February 21, 2018 – Lewis Contractors, Maryland’s most awarded construction firm, was recently recognized with four additional awards—three for restoration of historic buildings and a fourth for the construction of an innovative laboratory dedicated to research associated with Maryland’s Chesapeake Bay.
First, Maryland Historical Trust honored Lewis with its Sustainability Award for the restoration of the Superintendent’s House at Druid Hill Park; now home to the Parks & People Foundation. Prior to its restoration, this more than 100-year old home had fallen into complete disrepair with a collapsed roof, and a front and rear wall collapse. Before restoration could begin, Lewis stabilized the building to mitigate damage from two fires, a felled tree, vegetation covering virtually every wall, and general deterioration. All the historic stone was salvaged, categorized, and numbered for reconstruction, the trussed slate roof replaced, and new windows, trim and the porch completely restored with period-matched replicas. The interior was rebuilt and now houses community gathering spaces. The Superintendent’s House is adjacent to the headquarters building, the Sally and Butch Michel Center, also built by Lewis. The projects together received LEED Platinum certification, the highest sustainability award available, and have been previously honored by awards from Urban Land Institute, US Green Building Council, and Associated Builders & Contractors.
The second Maryland Historical Trust award, given to Lewis for Community Improvement, honored the firm’s work for the Havre de Grace Opera House. This nearly 150-year old, two story structure was also the victim of a fire and during a previous renovation had been reduced to its current two story height. The Opera House is now fully ADA compliant, has both a black box theater as well as a traditional performance venue, offices, public areas and will ultimately be tied to the adjacent fire hall’s banquet room to serve more than 100 patrons. Among the many unique features of this project was the reworking of the theater’s historic tin ceiling and its three—part crown molding which was removed, reconfigured and reinstalled to accommodate the new sprinkler system, lighting and control room. This work, completed by Lewis forces, is virtually invisible to the untrained eye. Like the Superintendent’s House, the Havre de Grace Opera House has also been honored with an award for construction excellence from Associated Builders & Contractors.
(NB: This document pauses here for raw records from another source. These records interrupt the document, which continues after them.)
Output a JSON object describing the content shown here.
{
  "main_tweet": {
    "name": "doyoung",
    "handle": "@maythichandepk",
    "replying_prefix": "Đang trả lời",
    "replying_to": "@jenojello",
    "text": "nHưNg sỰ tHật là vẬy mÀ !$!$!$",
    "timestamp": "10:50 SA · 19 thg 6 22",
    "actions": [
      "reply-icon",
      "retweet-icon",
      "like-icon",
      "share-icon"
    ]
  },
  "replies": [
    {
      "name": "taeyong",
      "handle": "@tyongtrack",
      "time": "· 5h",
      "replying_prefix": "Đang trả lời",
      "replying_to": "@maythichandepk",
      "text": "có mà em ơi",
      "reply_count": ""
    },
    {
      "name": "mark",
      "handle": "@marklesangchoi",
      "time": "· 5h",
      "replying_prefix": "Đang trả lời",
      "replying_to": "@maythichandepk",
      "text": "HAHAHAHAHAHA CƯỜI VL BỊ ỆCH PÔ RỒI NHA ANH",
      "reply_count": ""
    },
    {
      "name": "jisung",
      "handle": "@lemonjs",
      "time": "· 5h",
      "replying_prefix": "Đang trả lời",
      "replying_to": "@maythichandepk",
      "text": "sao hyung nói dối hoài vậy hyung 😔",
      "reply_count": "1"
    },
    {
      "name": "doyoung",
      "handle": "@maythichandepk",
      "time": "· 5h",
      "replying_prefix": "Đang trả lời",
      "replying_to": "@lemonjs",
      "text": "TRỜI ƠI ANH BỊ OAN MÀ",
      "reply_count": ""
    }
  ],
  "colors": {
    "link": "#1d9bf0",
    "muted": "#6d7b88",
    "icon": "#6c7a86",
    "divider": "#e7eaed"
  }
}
The Board of Directors of the Preservation Alliance of Baltimore County voted on its Preservation Awards for 2018 and honored Lewis Contractors with their Public Building Preservation Restoration Award for the work done to the Hilton Mansion on the CCBC campus. This 19th century structure, originally the manor house for the property, has been sensitively restored for use as instructional, office and public space by staff, students and alumnae. Among the many improvements to the building are the restoration and replacement of an original Tiffany light fixture which was restored and returned to Hilton Mansion by a member of the Preservation Alliance.
Most recently, the US Green Building Council’s Wintergreen Award for Green Schools for Higher Education also honored Lewis and the University of Maryland’s Center for Environmental Sciences Chesapeake Biological Laboratory’s R.V. Truitt building in Solomons, MD. Located at the very mouth of the Chesapeake Bay, this laboratory building includes five seawater labs, four research labs, seven environmental rooms, supporting offices, conference rooms and more. The proper care and support Maryland’s Chesapeake Bay is a vital endeavor, and one that is supported through research and understanding; adding to the importance of this unique LEED Gold project. Supporting other UMCESC buildings on site, this new laboratory enables the State to continue its leading role in research.
Lewis Contractors prides itself as being a leader in constructing projects which support and enhance our environment—from constructing new energy-efficient facilities to saving and restoring historic structures throughout our State.